After Black Saturday, The Australian Building Codes Board released performance standards for the construction of private bushfire shelters. But these standards aren’t mandatory, and there’s room for improvement.

For example, the standards specify that an able-bodied person should stay in a private bushfire shelter for only one hour – the time it takes to withstand a fire front and any adjacent fires, and leaving a 10-minute safety margin before and after they hit.

But as bushfire severity and smoke conditions vary, people could, realistically, be stuck in there for a few hours.

This is why engineering safe rooms correctly and thoroughly is critical before the next bushfire disaster hits. This is where our research at Queensland University of Technology comes in.

Researching safety

We’re researching how to best construct bushfire-safe rooms from a structural engineering point of view, testing bushfire-resistant building materials, wall systems, and more. We’ll have results to share in six to eight months.

Interestingly, we’re also testing materials such as pumice (lightweight volcanic rock used in chimneys) and refractory blocks (ceramic material used to line kilns and furnaces), with promising results.

Safe rooms can be situated underground or above-ground at surface level, and we found both options have pros and cons. Above-ground structures would endure significant exposure to flames, while maintenance and accessibility for people with disabilities are problems for underground safe rooms.

Read more: Where to take refuge in your home during a bushfire

Still, Australia needs more scientific research beyond ours into the integrity of bushfire-safe rooms. We also need more behavioural studies to track how people respond to fires so we can better protect them with other survival options.

It’s high time people in bushfire-prone areas were given realistic ways to survive when evacuation is no longer an option.

Authors: Sahani Hendawitharana, PhD Scholar, Queensland University of Technology

Read more https://theconversation.com/when-theres-nowhere-to-escape-a-bushfire-safe-room-could-be-your-last-resort-132191

Writers Wanted

The ebb and flow of COVID-19 vaccine support: what social media tells us about Australians and the jab

arrow_forward

Cyclone Seroja just demolished parts of WA – and our warming world will bring more of the same

arrow_forward

New Zealand’s new housing policy is really just a new tax package — and it’s a shambles

arrow_forward

The Conversation
INTERWEBS DIGITAL AGENCY

Politics

Prime Minister Scott Morrison delivered Keynote Address at AFR Business Summit

Well, thank you all for the opportunity to come and be with you here today. Can I also acknowledge the Gadigal people, the Eora Nation, the elders past and present and future. Can I also acknowled...

Scott Morrison - avatar Scott Morrison

Morrison Government commits record $9B to social security safety net

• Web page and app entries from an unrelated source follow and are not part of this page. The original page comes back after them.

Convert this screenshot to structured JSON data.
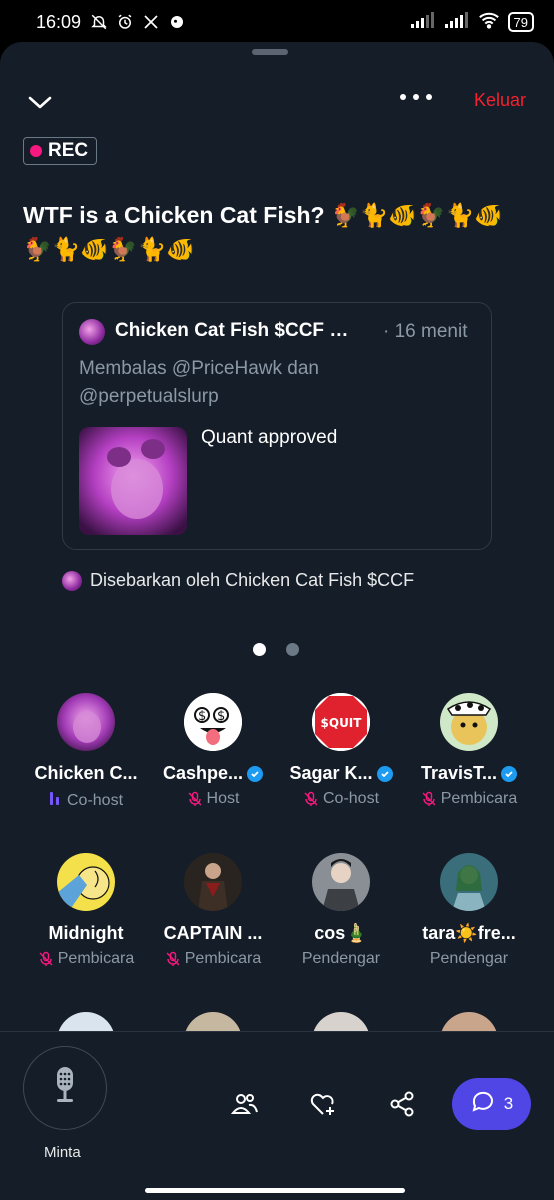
{
  "status_bar": {
    "time": "16:09",
    "battery": "79",
    "icons": [
      "mute-bell-icon",
      "alarm-icon",
      "x-logo-icon",
      "notification-icon",
      "signal-icon",
      "signal-icon",
      "wifi-icon",
      "battery-icon"
    ]
  },
  "header": {
    "leave_label": "Keluar",
    "rec_label": "REC"
  },
  "space": {
    "title": "WTF is a Chicken Cat Fish? 🐓🐈🐠🐓🐈🐠🐓🐈🐠🐓🐈🐠"
  },
  "pinned_post": {
    "author": "Chicken Cat Fish $CCF …",
    "time": "· 16 menit",
    "reply_to": "Membalas @PriceHawk dan @perpetualslurp",
    "text": "Quant approved"
  },
  "spread_by": "Disebarkan oleh Chicken Cat Fish $CCF",
  "pagination": {
    "pages": 2,
    "current": 1
  },
  "participants": [
    {
      "name": "Chicken C...",
      "role": "Co-host",
      "verified": false,
      "role_icon": "speaking-bars-icon"
    },
    {
      "name": "Cashpe...",
      "role": "Host",
      "verified": true,
      "role_icon": "mic-off-icon"
    },
    {
      "name": "Sagar K...",
      "role": "Co-host",
      "verified": true,
      "role_icon": "mic-off-icon"
    },
    {
      "name": "TravisT...",
      "role": "Pembicara",
      "verified": true,
      "role_icon": "mic-off-icon"
    },
    {
      "name": "Midnight",
      "role": "Pembicara",
      "verified": false,
      "role_icon": "mic-off-icon"
    },
    {
      "name": "CAPTAIN ...",
      "role": "Pembicara",
      "verified": false,
      "role_icon": "mic-off-icon"
    },
    {
      "name": "cos🎍",
      "role": "Pendengar",
      "verified": false,
      "role_icon": ""
    },
    {
      "name": "tara☀️fre...",
      "role": "Pendengar",
      "verified": false,
      "role_icon": ""
    }
  ],
  "avatar_overlays": {
    "sagar": "$QUIT"
  },
  "bottom_bar": {
    "request_label": "Minta",
    "comment_count": "3"
  },
  "colors": {
    "sheet_bg": "#151d28",
    "leave": "#f4212e",
    "rec_dot": "#f91880",
    "verified": "#1d9bf0",
    "accent_button": "#4f46e5",
    "muted_text": "#8b98a5",
    "speaking": "#7856ff"
  }
}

The Morrison Government is enhancing our social security safety net by increasing support for unemployed Australians while strengthening their obligations to search for work.   From March the ...

Scott Morrison - avatar Scott Morrison

Ray Hadley's interview with Scott Morrison

RAY HADLEY: Prime Minister, good morning.    PRIME MINISTER: G’day Ray.   HADLEY: I was just referring to this story from the Courier Mail, which you’ve probably caught up with today about t...

Ray Hadley & Scott Morrison - avatar Ray Hadley & Scott Morrison

Business News

Step by Step Moving Guide for Moving an Office

Compromising office hours, carrying bulk equipment, moving sensitive files — office relocation is no cakewalk. There is so much to do when you want to relocate your office. Aside from the major tas...

News Co - avatar News Co

5 Effective Employee Retention Strategies You Can Apply to Your Organization

Your employees are the lifeblood of your organization. No matter how great you think your company is, without the right talents to keep your business up and running, all your efforts to rise above...

News Co Media - avatar News Co Media

5 Reasons Why Organizational Culture is Crucial to Your Business

You have probably heard a lot about organizational culture and companies finding ways to create a positive culture in the workplace, but not so much about the reasons why it even matters to busine...

News Co Media - avatar News Co Media